* _Work order_: Scan the material below, then work out how many of its lines contain the word "range"; reply with that number only.

* _Given data_:
────────────────
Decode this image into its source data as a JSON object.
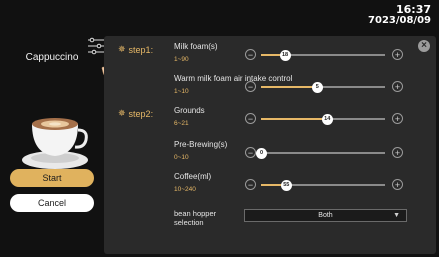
{
  "status": {
    "time": "16:37",
    "date": "7023/08/09"
  },
  "drink": {
    "name": "Cappuccino"
  },
  "buttons": {
    "start": "Start",
    "cancel": "Cancel"
  },
  "steps": {
    "step1": "step1:",
    "step2": "step2:"
  },
  "params": [
    {
      "name": "Milk foam(s)",
      "range": "1~90",
      "value": "18",
      "level": 0.19
    },
    {
      "name": "Warm milk foam air intake control",
      "range": "1~10",
      "value": "5",
      "level": 0.45
    },
    {
      "name": "Grounds",
      "range": "6~21",
      "value": "14",
      "level": 0.53
    },
    {
      "name": "Pre-Brewing(s)",
      "range": "0~10",
      "value": "0",
      "level": 0.0
    },
    {
      "name": "Coffee(ml)",
      "range": "10~240",
      "value": "55",
      "level": 0.2
    }
  ],
  "hopper": {
    "label_line1": "bean hopper",
    "label_line2": "selection",
    "selected": "Both"
  },
  "colors": {
    "accent": "#e6b867",
    "panel": "#2a2a2a",
    "background": "#111111"
  },
  "icons": [
    "menu-icon",
    "hand-icon",
    "close-icon",
    "star-icon",
    "minus-icon",
    "plus-icon",
    "chevron-down-icon",
    "cup-icon"
  ]
}
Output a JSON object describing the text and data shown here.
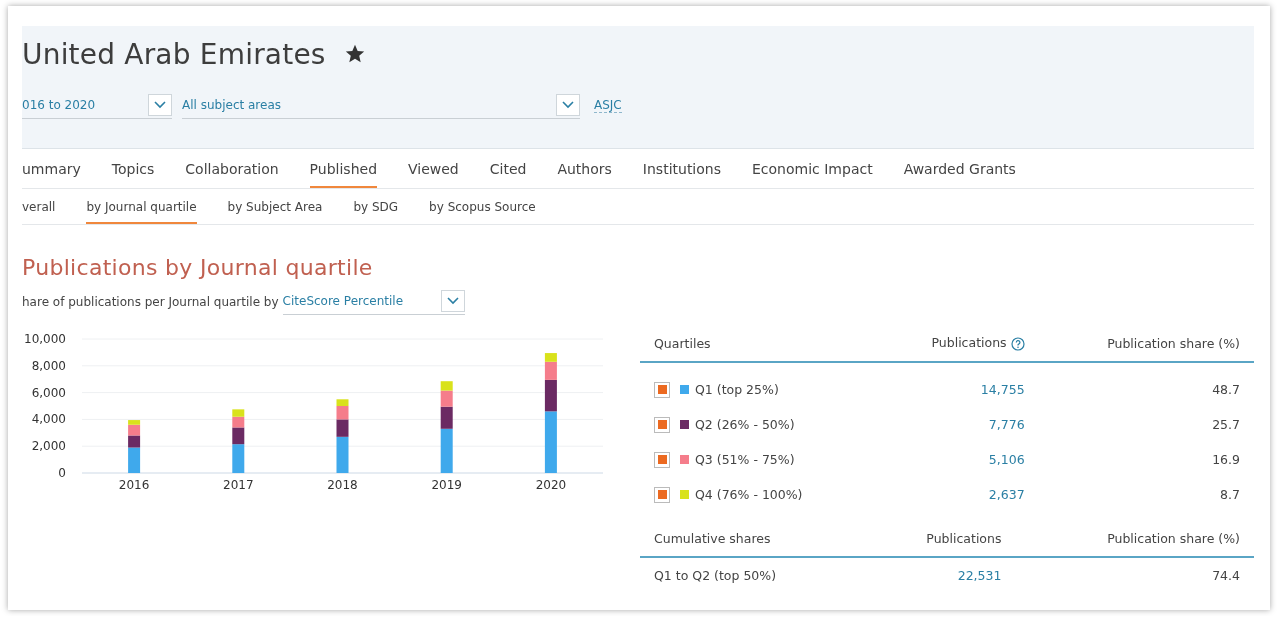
{
  "header": {
    "title": "United Arab Emirates",
    "starred": true,
    "period": {
      "value": "016 to 2020"
    },
    "subject": {
      "value": "All subject areas"
    },
    "classification_link": "ASJC"
  },
  "tabs": [
    {
      "label": "ummary",
      "selected": false
    },
    {
      "label": "Topics",
      "selected": false
    },
    {
      "label": "Collaboration",
      "selected": false
    },
    {
      "label": "Published",
      "selected": true
    },
    {
      "label": "Viewed",
      "selected": false
    },
    {
      "label": "Cited",
      "selected": false
    },
    {
      "label": "Authors",
      "selected": false
    },
    {
      "label": "Institutions",
      "selected": false
    },
    {
      "label": "Economic Impact",
      "selected": false
    },
    {
      "label": "Awarded Grants",
      "selected": false
    }
  ],
  "subtabs": [
    {
      "label": "verall",
      "selected": false
    },
    {
      "label": "by Journal quartile",
      "selected": true
    },
    {
      "label": "by Subject Area",
      "selected": false
    },
    {
      "label": "by SDG",
      "selected": false
    },
    {
      "label": "by Scopus Source",
      "selected": false
    }
  ],
  "section": {
    "title": "Publications by Journal quartile",
    "subtitle": "hare of publications per Journal quartile by",
    "metric": {
      "value": "CiteScore Percentile"
    }
  },
  "chart_data": {
    "type": "bar",
    "stacked": true,
    "grid": true,
    "categories": [
      "2016",
      "2017",
      "2018",
      "2019",
      "2020"
    ],
    "ylim": [
      0,
      10000
    ],
    "yticks": [
      {
        "value": 0,
        "label": "0"
      },
      {
        "value": 2000,
        "label": "2,000"
      },
      {
        "value": 4000,
        "label": "4,000"
      },
      {
        "value": 6000,
        "label": "6,000"
      },
      {
        "value": 8000,
        "label": "8,000"
      },
      {
        "value": 10000,
        "label": "10,000"
      }
    ],
    "series": [
      {
        "name": "Q1 (top 25%)",
        "color": "#3fa9ec",
        "values": [
          1900,
          2150,
          2700,
          3300,
          4600
        ]
      },
      {
        "name": "Q2 (26% - 50%)",
        "color": "#6b2a63",
        "values": [
          900,
          1250,
          1300,
          1650,
          2350
        ]
      },
      {
        "name": "Q3 (51% - 75%)",
        "color": "#f57d8b",
        "values": [
          800,
          800,
          1000,
          1200,
          1350
        ]
      },
      {
        "name": "Q4 (76% - 100%)",
        "color": "#d9e21b",
        "values": [
          350,
          550,
          500,
          700,
          650
        ]
      }
    ]
  },
  "quartile_table": {
    "columns": [
      "Quartiles",
      "Publications",
      "Publication share (%)"
    ],
    "rows": [
      {
        "checked": true,
        "publications": "14,755",
        "share": "48.7"
      },
      {
        "checked": true,
        "publications": "7,776",
        "share": "25.7"
      },
      {
        "checked": true,
        "publications": "5,106",
        "share": "16.9"
      },
      {
        "checked": true,
        "publications": "2,637",
        "share": "8.7"
      }
    ]
  },
  "cumulative_table": {
    "columns": [
      "Cumulative shares",
      "Publications",
      "Publication share (%)"
    ],
    "rows": [
      {
        "label": "Q1 to Q2 (top 50%)",
        "publications": "22,531",
        "share": "74.4"
      }
    ]
  }
}
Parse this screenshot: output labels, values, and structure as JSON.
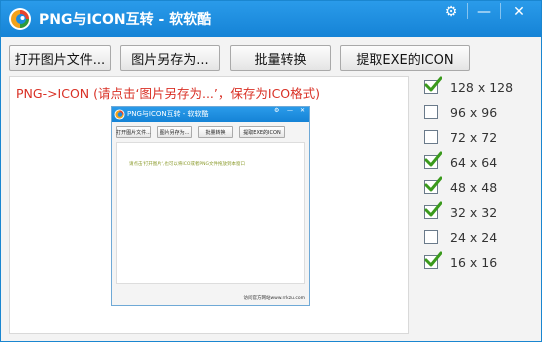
{
  "window": {
    "title": "PNG与ICON互转 - 软软酷",
    "controls": {
      "settings": "⚙",
      "minimize": "—",
      "close": "✕"
    }
  },
  "toolbar": {
    "open_label": "打开图片文件...",
    "save_as_label": "图片另存为...",
    "batch_label": "批量转换",
    "extract_label": "提取EXE的ICON"
  },
  "preview": {
    "hint": "PNG->ICON (请点击‘图片另存为...’，保存为ICO格式)",
    "thumb": {
      "title": "PNG与ICON互转 - 软软酷",
      "controls": {
        "settings": "⚙",
        "minimize": "—",
        "close": "✕"
      },
      "buttons": [
        "打开图片文件...",
        "图片另存为...",
        "批量转换",
        "提取EXE的ICON"
      ],
      "message": "请点击'打开图片',也可以将ICO或者PNG文件拖放到本窗口",
      "status": "访问官方网站www.rrkzu.com"
    }
  },
  "sizes": [
    {
      "label": "128 x 128",
      "checked": true
    },
    {
      "label": "96 x 96",
      "checked": false
    },
    {
      "label": "72 x 72",
      "checked": false
    },
    {
      "label": "64 x 64",
      "checked": true
    },
    {
      "label": "48 x 48",
      "checked": true
    },
    {
      "label": "32 x 32",
      "checked": true
    },
    {
      "label": "24 x 24",
      "checked": false
    },
    {
      "label": "16 x 16",
      "checked": true
    }
  ],
  "colors": {
    "titlebar": "#1a8ce0",
    "hint_text": "#d93025",
    "check": "#3a9a1c"
  }
}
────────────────
* _Answer section_: 5